BEGIN Material for this task

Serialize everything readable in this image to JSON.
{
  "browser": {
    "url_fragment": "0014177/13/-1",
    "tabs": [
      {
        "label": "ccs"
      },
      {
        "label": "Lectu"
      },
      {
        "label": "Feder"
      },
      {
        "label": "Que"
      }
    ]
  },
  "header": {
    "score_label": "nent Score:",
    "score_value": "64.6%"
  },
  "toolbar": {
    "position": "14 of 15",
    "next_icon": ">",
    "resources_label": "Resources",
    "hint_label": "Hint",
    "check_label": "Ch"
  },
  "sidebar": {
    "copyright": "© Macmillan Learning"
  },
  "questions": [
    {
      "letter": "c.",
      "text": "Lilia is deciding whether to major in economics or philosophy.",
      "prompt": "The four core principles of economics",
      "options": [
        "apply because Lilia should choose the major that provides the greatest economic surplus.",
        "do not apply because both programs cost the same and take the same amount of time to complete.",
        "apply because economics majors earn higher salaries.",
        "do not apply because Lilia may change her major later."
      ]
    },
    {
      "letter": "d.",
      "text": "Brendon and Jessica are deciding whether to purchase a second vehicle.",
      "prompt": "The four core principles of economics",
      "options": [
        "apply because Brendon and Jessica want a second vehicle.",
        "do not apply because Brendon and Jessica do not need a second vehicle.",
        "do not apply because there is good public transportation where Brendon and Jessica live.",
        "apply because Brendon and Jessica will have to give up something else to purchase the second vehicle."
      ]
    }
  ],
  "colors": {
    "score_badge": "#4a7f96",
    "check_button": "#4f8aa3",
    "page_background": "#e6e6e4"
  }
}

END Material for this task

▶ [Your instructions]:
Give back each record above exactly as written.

▶ [Task output]:
Serialize everything readable in this image to JSON.
{
  "browser": {
    "url_fragment": "0014177/13/-1",
    "tabs": [
      {
        "label": "ccs"
      },
      {
        "label": "Lectu"
      },
      {
        "label": "Feder"
      },
      {
        "label": "Que"
      }
    ]
  },
  "header": {
    "score_label": "nent Score:",
    "score_value": "64.6%"
  },
  "toolbar": {
    "position": "14 of 15",
    "next_icon": ">",
    "resources_label": "Resources",
    "hint_label": "Hint",
    "check_label": "Ch"
  },
  "sidebar": {
    "copyright": "© Macmillan Learning"
  },
  "questions": [
    {
      "letter": "c.",
      "text": "Lilia is deciding whether to major in economics or philosophy.",
      "prompt": "The four core principles of economics",
      "options": [
        "apply because Lilia should choose the major that provides the greatest economic surplus.",
        "do not apply because both programs cost the same and take the same amount of time to complete.",
        "apply because economics majors earn higher salaries.",
        "do not apply because Lilia may change her major later."
      ]
    },
    {
      "letter": "d.",
      "text": "Brendon and Jessica are deciding whether to purchase a second vehicle.",
      "prompt": "The four core principles of economics",
      "options": [
        "apply because Brendon and Jessica want a second vehicle.",
        "do not apply because Brendon and Jessica do not need a second vehicle.",
        "do not apply because there is good public transportation where Brendon and Jessica live.",
        "apply because Brendon and Jessica will have to give up something else to purchase the second vehicle."
      ]
    }
  ],
  "colors": {
    "score_badge": "#4a7f96",
    "check_button": "#4f8aa3",
    "page_background": "#e6e6e4"
  }
}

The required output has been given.